The latest sentiment reading is the second since 2019 to be above the index’s break-even mark of 76 points. That means the number of residents who are optimistic about their immediate financial future is larger than the number who are pessimistic.
Consumer confidence has slowly rebounded since last summer from March 2020’s record low. Retailers and economists closely follow the index because optimistic consumers are more likely to make purchases and consumer spending accounts for about 70% of economic activity.
Siena pollster Douglas Lonnstrom said consumer confidence has "reached highs not seen since the coronavirus pandemic began. Still, despite showing encouraging optimism, sentiment is not back to where it was" in late 2019.
In the metropolitan area, 57% of residents said food prices were either a very serious or a somewhat serious problem in March, up from 56% in December. In March 2020, 58% of residents expressed concern.
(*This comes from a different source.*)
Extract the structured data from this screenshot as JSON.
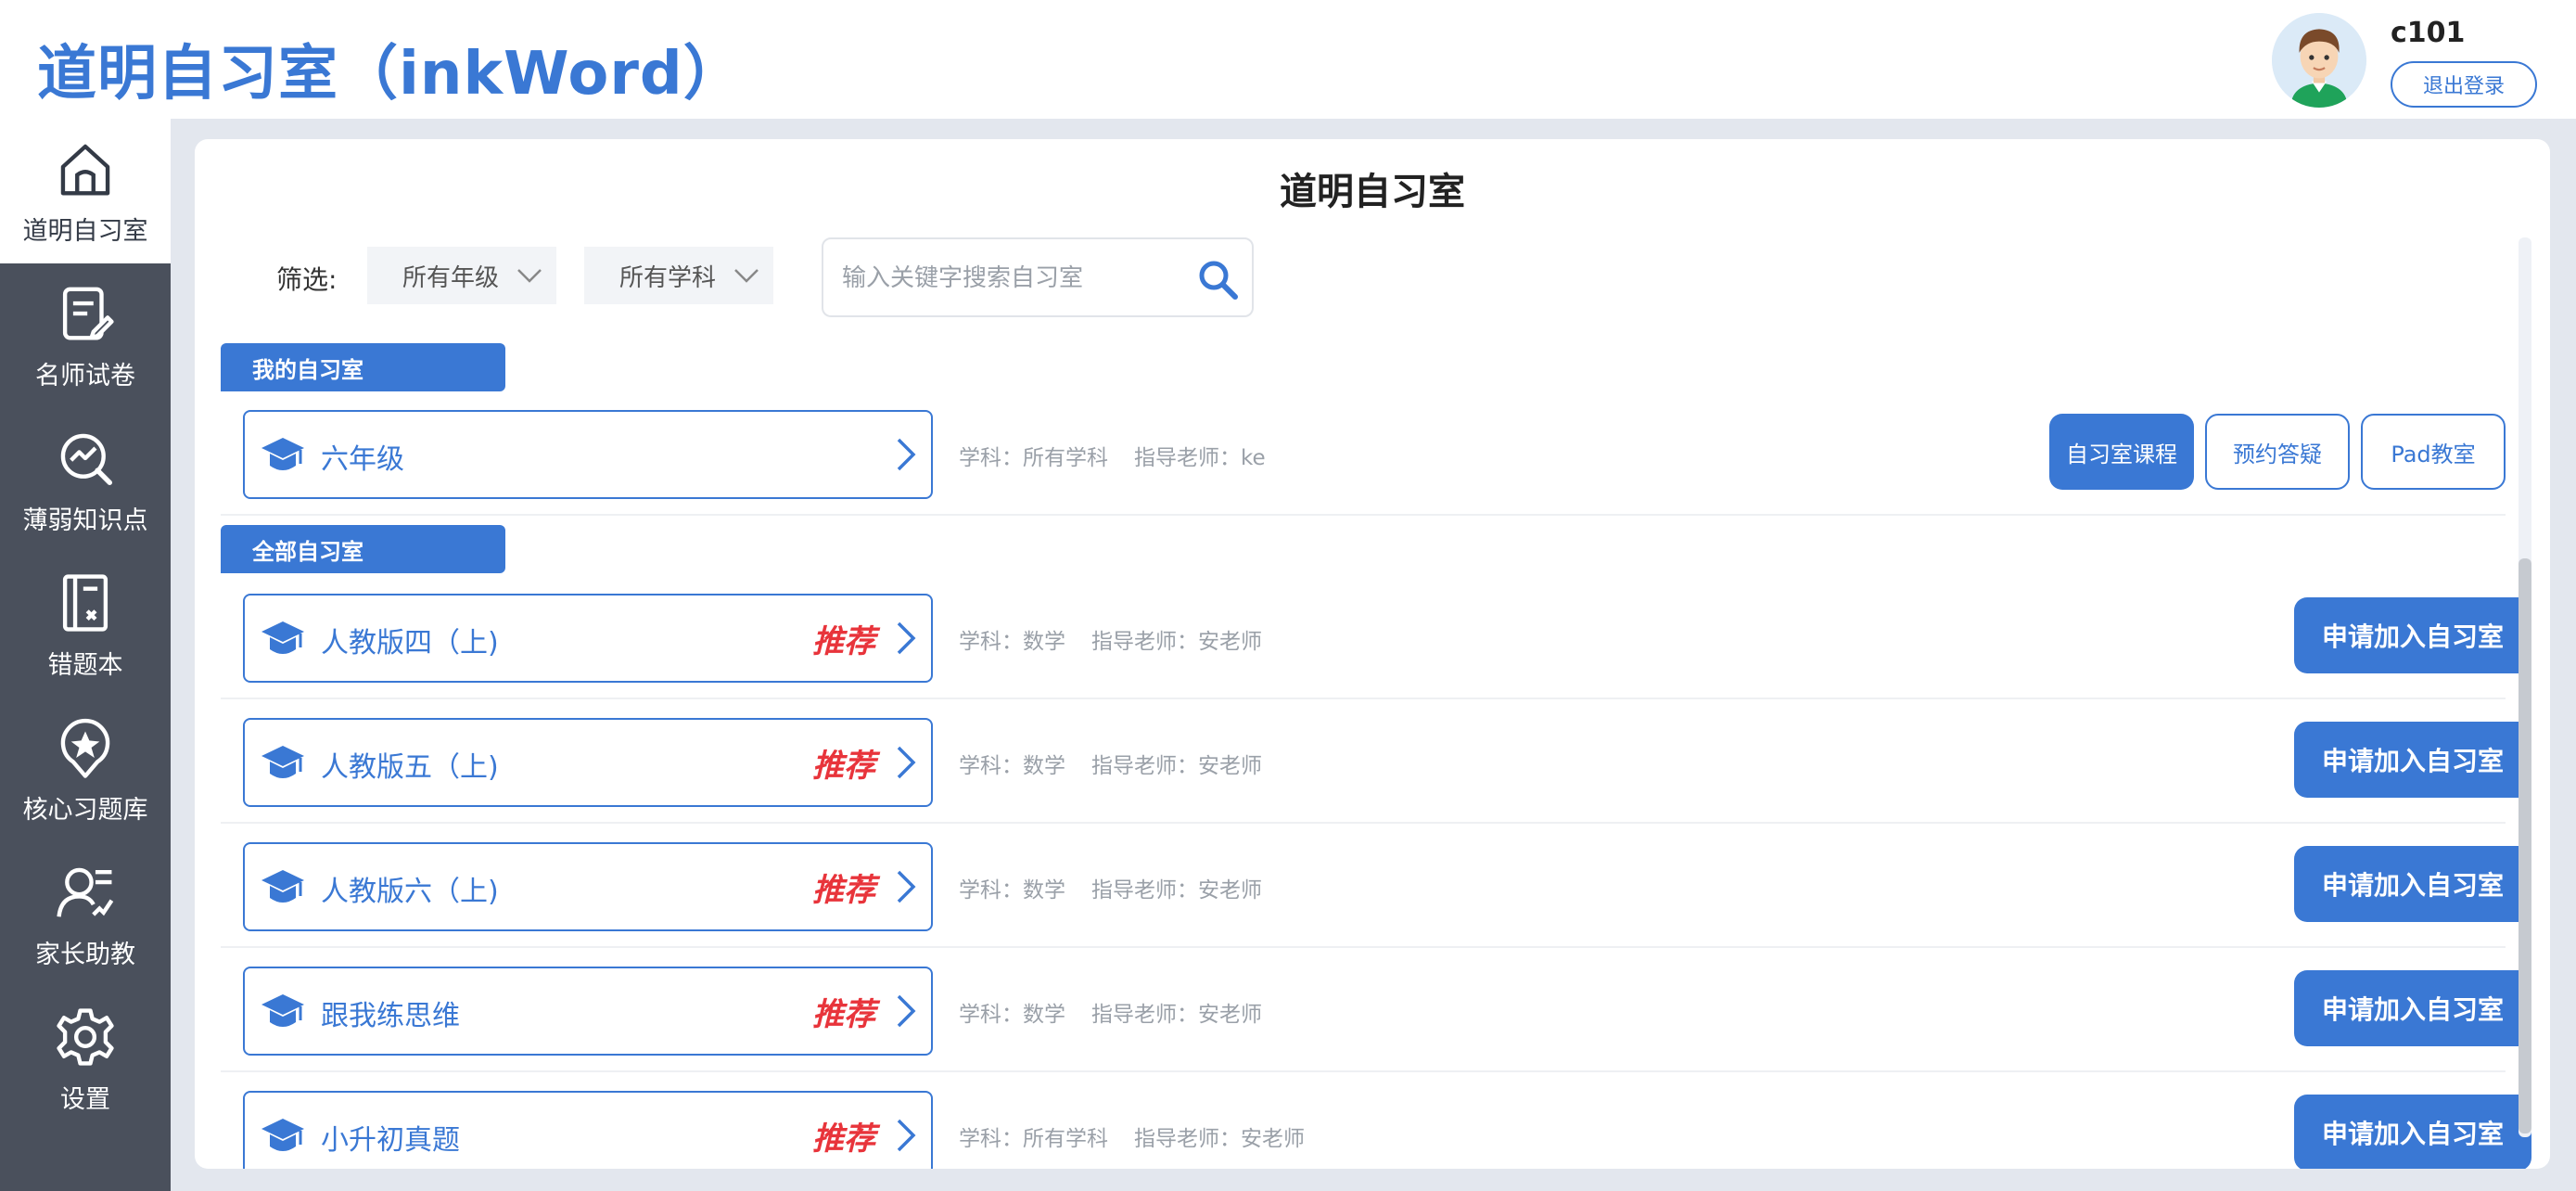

In terms of gasoline prices, 40% of residents surveyed last month said pump prices were either a very serious or somewhat serious problem, up from 36% in December. In March 2020, 29% of residents were worried about gas prices.
Siena, based in Loudonville, near Albany, polled 800 adults in New York State on March 1-8. The margin of error is plus or minus 4.2 percentage points.